### THE PROBLEM
Copy each line of the entries below that contains the string "Daily".
== RAW DATA
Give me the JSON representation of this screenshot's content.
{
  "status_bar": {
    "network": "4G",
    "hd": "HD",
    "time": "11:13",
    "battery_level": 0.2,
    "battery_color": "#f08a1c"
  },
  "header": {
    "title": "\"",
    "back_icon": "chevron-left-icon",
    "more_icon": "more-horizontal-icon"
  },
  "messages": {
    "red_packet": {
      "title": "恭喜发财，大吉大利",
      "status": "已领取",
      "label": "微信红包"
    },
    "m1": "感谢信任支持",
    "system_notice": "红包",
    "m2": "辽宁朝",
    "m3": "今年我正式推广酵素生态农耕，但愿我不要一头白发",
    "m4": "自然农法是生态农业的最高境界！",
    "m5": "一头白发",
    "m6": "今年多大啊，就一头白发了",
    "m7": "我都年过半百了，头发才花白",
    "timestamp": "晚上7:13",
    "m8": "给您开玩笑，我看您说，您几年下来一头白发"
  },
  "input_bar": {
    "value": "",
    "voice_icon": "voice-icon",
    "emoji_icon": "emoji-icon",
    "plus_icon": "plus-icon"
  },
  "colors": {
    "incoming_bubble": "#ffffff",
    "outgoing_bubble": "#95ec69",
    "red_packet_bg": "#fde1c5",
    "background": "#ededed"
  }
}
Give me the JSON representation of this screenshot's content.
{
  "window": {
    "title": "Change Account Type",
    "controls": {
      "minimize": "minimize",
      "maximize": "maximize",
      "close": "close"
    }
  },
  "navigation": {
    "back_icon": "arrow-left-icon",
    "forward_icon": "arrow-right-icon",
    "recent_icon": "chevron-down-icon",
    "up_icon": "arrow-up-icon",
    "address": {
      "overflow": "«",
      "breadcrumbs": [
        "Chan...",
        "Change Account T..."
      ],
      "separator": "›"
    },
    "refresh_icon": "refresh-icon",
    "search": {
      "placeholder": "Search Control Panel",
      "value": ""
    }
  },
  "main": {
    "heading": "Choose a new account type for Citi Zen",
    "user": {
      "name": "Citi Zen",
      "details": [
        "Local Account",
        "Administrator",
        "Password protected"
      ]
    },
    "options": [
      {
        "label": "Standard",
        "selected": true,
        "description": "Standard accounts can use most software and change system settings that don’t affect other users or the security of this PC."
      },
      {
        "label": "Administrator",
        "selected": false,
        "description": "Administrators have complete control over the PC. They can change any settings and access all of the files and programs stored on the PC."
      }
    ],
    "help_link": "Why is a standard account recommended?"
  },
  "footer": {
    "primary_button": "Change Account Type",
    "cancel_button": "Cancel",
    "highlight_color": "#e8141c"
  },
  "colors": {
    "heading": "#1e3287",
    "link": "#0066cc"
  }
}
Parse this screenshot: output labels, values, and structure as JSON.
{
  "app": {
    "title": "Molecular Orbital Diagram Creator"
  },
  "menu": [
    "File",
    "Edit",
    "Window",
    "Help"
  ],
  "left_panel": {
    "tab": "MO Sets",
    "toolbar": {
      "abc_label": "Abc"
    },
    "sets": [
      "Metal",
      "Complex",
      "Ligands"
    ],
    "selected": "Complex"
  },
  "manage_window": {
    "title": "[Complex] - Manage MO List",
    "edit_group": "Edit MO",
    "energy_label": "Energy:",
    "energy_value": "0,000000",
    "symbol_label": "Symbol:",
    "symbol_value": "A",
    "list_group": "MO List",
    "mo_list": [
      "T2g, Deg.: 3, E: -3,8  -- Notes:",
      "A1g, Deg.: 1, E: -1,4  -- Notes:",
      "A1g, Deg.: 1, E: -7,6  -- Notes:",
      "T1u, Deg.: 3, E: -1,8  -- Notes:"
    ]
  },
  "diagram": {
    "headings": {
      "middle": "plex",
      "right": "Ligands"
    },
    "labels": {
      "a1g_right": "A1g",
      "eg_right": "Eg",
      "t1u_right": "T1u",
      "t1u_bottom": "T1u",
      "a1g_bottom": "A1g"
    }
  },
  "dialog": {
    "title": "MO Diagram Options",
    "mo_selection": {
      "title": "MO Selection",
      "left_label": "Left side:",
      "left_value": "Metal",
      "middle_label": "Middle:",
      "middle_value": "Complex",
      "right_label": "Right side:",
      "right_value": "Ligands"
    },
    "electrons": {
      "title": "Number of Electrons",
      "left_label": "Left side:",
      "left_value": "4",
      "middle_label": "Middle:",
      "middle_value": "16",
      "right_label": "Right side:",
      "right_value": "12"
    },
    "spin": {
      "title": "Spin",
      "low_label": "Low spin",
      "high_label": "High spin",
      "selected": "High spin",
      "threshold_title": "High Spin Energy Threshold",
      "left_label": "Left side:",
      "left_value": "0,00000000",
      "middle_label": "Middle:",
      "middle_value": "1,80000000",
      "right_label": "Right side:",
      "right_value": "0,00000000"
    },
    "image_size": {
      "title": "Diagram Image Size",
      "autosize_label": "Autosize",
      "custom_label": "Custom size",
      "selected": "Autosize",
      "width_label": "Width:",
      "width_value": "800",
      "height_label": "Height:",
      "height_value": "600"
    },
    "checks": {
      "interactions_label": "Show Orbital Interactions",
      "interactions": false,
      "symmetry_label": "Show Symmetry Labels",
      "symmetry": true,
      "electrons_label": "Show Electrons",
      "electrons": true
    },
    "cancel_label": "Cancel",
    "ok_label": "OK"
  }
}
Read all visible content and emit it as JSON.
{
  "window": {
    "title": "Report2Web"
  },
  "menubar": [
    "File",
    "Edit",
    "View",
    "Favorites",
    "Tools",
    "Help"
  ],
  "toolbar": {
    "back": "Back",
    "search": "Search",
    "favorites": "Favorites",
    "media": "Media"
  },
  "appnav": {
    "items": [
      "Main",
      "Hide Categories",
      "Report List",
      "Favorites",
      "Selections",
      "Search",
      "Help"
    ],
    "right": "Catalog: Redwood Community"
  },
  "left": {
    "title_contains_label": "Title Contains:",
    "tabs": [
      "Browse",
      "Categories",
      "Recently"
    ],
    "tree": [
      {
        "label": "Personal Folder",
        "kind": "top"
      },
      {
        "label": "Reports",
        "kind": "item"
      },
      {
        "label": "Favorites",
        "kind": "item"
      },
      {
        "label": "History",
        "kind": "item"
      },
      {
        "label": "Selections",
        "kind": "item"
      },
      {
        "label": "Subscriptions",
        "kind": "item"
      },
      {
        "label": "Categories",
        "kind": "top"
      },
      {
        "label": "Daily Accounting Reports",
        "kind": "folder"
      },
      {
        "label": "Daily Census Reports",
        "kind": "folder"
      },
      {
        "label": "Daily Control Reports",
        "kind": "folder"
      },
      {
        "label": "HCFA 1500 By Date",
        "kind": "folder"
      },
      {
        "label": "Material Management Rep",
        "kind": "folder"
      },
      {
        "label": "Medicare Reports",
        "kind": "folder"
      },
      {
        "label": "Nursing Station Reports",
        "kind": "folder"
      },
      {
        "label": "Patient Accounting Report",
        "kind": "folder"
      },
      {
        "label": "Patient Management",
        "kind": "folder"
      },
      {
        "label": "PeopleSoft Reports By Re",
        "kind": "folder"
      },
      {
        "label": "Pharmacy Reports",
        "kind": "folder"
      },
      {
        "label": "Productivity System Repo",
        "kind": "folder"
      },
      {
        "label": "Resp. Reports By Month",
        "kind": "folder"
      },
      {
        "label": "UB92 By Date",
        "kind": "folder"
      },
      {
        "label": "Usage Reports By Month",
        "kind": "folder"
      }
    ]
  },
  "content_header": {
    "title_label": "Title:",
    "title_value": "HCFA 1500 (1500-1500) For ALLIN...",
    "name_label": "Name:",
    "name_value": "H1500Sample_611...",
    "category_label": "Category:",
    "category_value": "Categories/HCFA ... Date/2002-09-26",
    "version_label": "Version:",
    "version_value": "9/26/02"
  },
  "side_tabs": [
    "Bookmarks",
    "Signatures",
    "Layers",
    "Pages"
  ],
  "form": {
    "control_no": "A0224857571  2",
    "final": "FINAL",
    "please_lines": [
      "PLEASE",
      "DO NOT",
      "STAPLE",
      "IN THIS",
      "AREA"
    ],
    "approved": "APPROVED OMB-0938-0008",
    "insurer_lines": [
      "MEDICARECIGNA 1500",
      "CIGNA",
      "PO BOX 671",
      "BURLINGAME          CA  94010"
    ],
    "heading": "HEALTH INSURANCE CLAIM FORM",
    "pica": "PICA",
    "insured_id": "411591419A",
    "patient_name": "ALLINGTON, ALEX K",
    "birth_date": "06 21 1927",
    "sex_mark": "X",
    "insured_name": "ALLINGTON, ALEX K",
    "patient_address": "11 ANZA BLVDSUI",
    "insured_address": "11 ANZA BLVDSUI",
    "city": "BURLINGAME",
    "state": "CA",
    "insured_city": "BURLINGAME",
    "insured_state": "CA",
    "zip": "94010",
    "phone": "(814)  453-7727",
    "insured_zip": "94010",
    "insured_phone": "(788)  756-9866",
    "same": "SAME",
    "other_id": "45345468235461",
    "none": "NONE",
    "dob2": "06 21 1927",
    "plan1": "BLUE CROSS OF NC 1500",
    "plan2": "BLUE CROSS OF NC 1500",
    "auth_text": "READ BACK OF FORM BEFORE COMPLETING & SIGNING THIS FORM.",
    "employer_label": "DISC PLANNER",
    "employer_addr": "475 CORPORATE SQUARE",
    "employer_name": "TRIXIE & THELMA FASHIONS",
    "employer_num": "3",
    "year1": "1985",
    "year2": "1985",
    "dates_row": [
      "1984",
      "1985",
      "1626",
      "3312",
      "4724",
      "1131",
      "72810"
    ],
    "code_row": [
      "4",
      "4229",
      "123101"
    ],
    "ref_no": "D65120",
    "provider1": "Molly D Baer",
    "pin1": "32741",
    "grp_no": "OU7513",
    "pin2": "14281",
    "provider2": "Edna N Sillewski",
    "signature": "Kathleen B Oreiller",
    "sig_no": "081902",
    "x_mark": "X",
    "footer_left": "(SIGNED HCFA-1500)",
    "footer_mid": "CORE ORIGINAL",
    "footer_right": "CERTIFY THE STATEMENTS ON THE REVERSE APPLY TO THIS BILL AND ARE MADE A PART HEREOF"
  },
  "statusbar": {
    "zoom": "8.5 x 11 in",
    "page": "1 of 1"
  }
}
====
### SOLUTION
        "label": "Daily Accounting Reports",
        "label": "Daily Census Reports",
        "label": "Daily Control Reports",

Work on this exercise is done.